I think the excerpt is getting at "maybe all possible universes exist (no claim about likelihood made, but an assumption for the post), then it is likely that there are some possible universes -- with way more resources than ours -- running a simulation of our universe. the behaviour of that simulated universe is the same as ours (it's a good simulation!) and in particular, the behaviour of the simulations of us are the same as our behaviours. If that's true, our behaviours could, through the simulation, influence a much bigger and better-resourced world. If we value outcomes in that universe the same as in ours, maybe a lot of the value of our actions comes from their effect on the big world".
I don't know whether that counts as the world likely could be a simulation according to how you meant that? In particular, I don't think Wei Dai is assuming we are more likely in a simulation than not (or, as some say, just "more in a simulation than not").
How likely do you think it would be for standard ML research to solve the problems you're working on in the course of trying to get good performance? Do such concerns affect your project choices much?
For the contamination sentence: what's wrong with equipment and media sterilization? Why wouldn't we just grow meat in sterilized equipment in managed facilities? Also, couldn't we just sterlize after the fact?
For the sensitivity / robustness: why does it need to be robust? Can't it just be grown in a special facility? It's not like you can mimic the Doritos production process at home, but that doesn't stop a lot of Doritos being made. Why would the bioreactor need to placed outside?
For waste management: This does seem necessary. But months / years of continual operation don't seem necessary (though more efficient if it can be pulled off). If the bioreactor is shut down and sterilised intermittently, that seems like it would suffice.
For scalability: I believe you that scalability is an issue, but the examples in the 7th and 8th sentences seem unnecessary and unlike any other (roughly) nature-mimicking process we've chosen. Why should the bioreactor need to grow? If the volume needs to change over time, couldn't this be achieved with a piston-like mechanism? In general, we produce things on factory lines, not via creating replicating machines. Useful replicating machines are certainly far beyond our capacity to make de novo (though we can tweak nature's small self-replicating machines)
I'm pretty confused by your paragraph describing the "futuristic bioreactor". It doesn't seem like we want almost any of those features for cultured meat.
The only parts that seem like they would be needed in are "[...] assembling those molecules into muscle and fat cells, and forming those cells into the complex tissues we love to eat" and "It has precise environmental controls and gas exchange systems that keep the internal temperature, pH, and oxygen levels in the ideal range for cell and tissue growth"
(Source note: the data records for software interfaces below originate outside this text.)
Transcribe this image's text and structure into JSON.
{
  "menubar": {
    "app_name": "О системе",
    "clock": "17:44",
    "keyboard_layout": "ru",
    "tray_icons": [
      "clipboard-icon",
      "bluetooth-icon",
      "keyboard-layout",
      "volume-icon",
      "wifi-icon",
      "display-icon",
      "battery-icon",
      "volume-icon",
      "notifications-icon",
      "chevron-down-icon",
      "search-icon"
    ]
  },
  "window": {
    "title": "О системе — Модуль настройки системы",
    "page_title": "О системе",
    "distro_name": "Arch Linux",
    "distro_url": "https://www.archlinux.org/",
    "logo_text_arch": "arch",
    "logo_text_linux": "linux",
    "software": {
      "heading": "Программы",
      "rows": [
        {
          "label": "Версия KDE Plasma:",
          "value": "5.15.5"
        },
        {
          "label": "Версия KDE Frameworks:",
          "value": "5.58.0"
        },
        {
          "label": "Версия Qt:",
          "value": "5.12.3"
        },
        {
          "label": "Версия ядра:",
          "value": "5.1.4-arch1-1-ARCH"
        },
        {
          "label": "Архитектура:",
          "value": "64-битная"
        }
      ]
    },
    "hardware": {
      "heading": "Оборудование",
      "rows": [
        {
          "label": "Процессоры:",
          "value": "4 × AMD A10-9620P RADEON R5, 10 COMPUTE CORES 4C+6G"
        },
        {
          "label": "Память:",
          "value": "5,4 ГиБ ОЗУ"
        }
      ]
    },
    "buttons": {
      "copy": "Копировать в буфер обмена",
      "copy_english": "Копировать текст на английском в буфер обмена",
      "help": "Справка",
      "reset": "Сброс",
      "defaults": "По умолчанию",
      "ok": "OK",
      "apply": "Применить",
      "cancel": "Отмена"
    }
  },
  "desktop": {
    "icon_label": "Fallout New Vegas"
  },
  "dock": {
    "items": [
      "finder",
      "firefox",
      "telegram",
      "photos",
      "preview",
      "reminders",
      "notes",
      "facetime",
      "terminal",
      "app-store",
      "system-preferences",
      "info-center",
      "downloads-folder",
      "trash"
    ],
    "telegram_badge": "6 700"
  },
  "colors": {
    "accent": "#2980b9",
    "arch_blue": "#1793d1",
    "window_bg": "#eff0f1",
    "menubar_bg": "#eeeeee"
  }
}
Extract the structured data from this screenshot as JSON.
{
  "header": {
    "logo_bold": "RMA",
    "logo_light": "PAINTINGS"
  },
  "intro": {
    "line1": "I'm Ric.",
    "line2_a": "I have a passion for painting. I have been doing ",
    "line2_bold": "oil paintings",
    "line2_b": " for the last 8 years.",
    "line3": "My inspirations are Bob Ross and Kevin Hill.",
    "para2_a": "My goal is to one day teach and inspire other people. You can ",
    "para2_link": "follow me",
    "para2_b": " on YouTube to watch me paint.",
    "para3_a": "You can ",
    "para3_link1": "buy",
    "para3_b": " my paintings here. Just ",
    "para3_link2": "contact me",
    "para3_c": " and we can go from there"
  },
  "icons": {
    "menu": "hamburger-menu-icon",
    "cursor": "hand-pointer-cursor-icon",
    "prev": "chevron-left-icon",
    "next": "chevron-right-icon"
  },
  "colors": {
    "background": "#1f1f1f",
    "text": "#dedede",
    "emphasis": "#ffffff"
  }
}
Some (though not all) of the others seem like they might be useful if we were to try and make cultured meat production as decentralizable as current meat production (and far more decentralized than factory farming).
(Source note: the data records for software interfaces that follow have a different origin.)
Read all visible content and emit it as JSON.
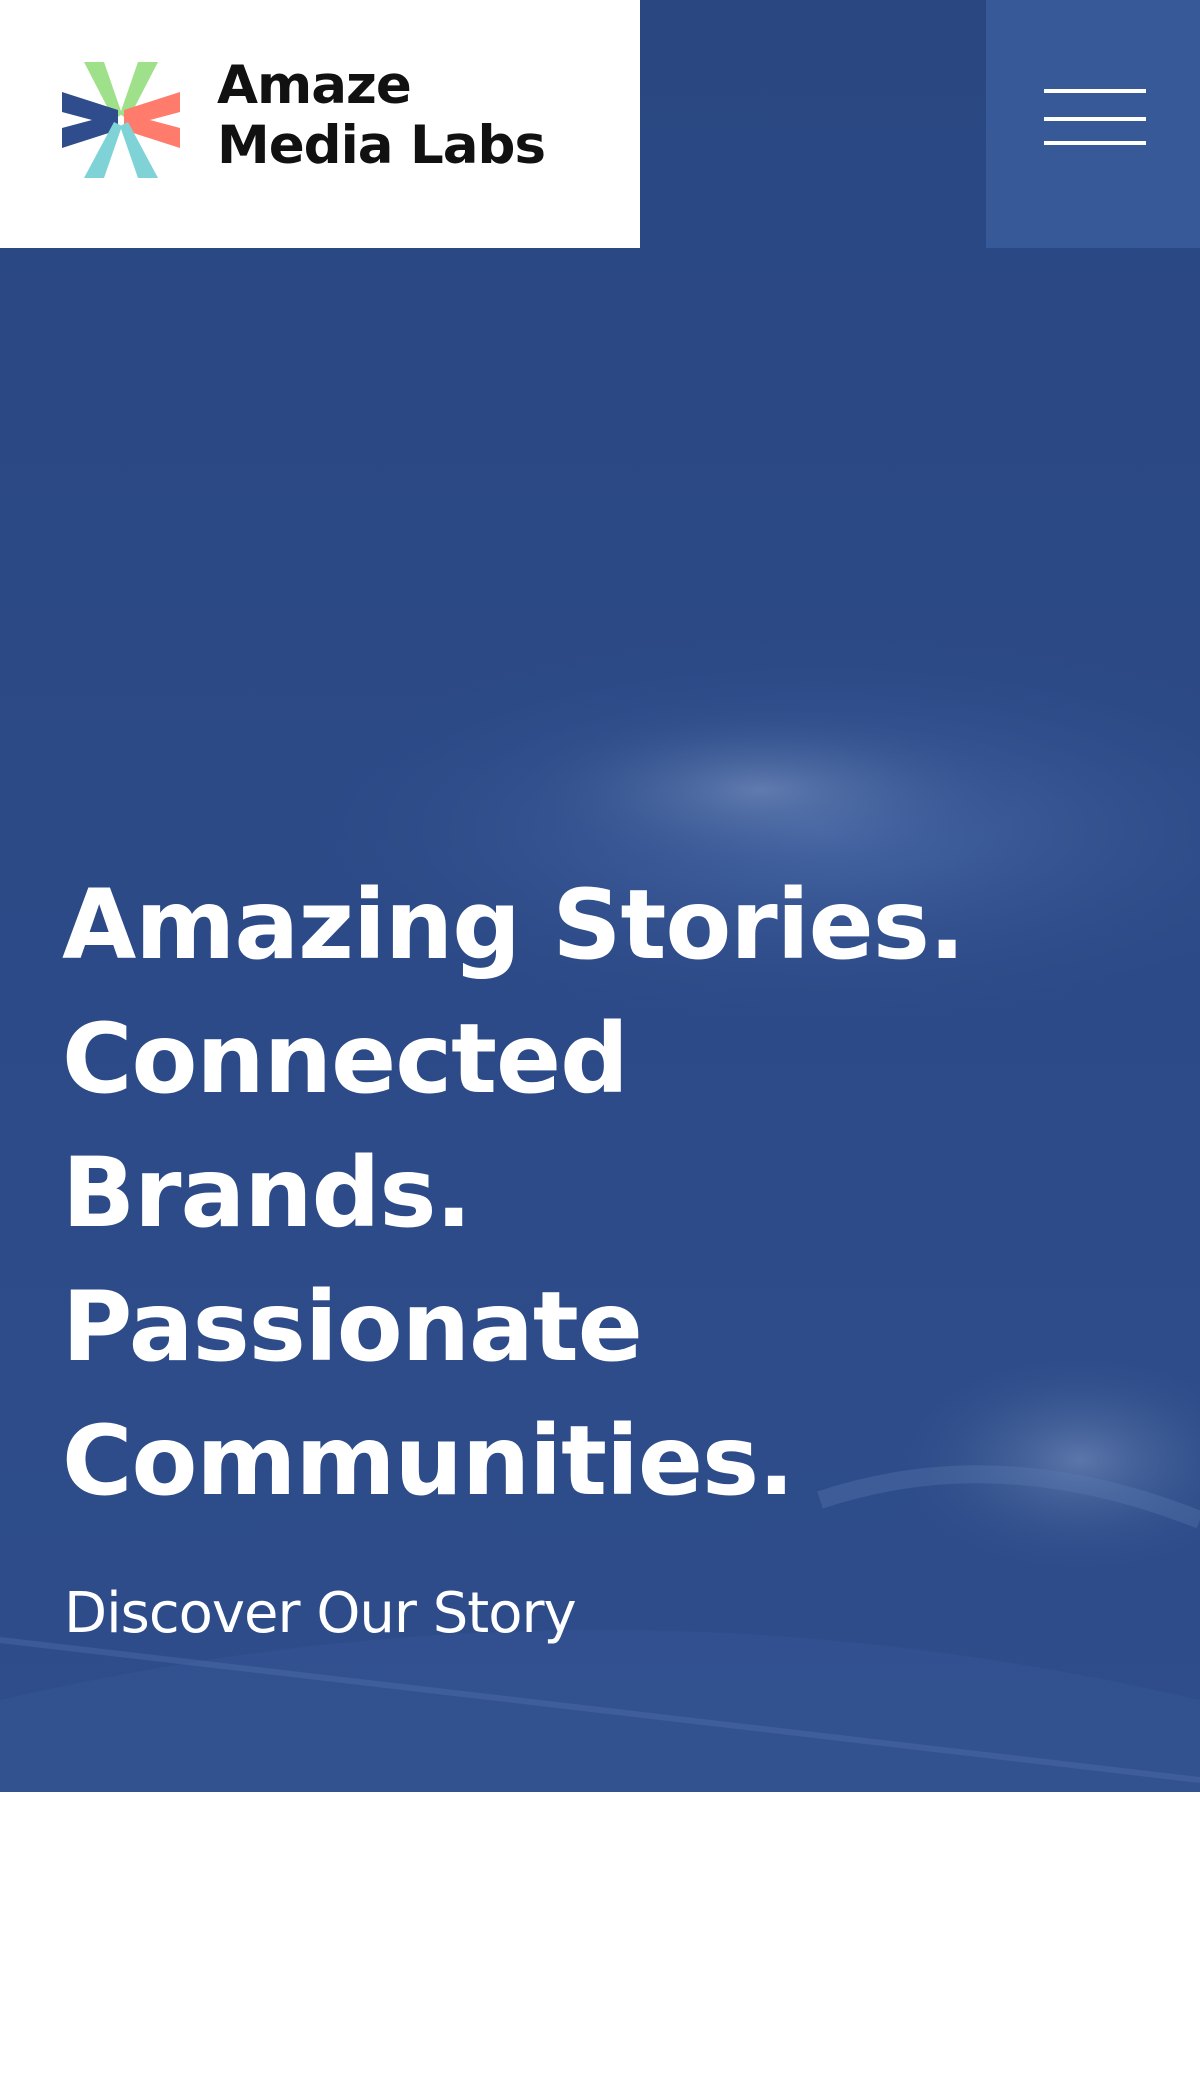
{
  "brand": {
    "name_line1": "Amaze",
    "name_line2": "Media Labs",
    "logo_colors": {
      "green": "#9fe08a",
      "coral": "#ff7b6b",
      "blue": "#2f4c8c",
      "teal": "#7fd3d6"
    }
  },
  "header": {
    "menu_icon": "hamburger-menu-icon",
    "menu_bg": "#375998"
  },
  "hero": {
    "headline_lines": [
      "Amazing Stories.",
      "Connected",
      "Brands.",
      "Passionate",
      "Communities."
    ],
    "cta_label": "Discover Our Story",
    "overlay_color": "#2b4a86"
  }
}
Do you think that different trajectories of prosaic TAI have big impacts on the usefulness of your current project? (For example, perhaps you think that TAI that is agentic would just be taught to deceive). If so, which? If not, could you say something about why it seems general?
(NB: the above is not supposed to imply criticism of a plan that only works in some worlds).
Does it make sense to think of your work as aimed at reducing a particular theory-practice gap? If so, which one (what theory / need input for theoretical alignment scheme)?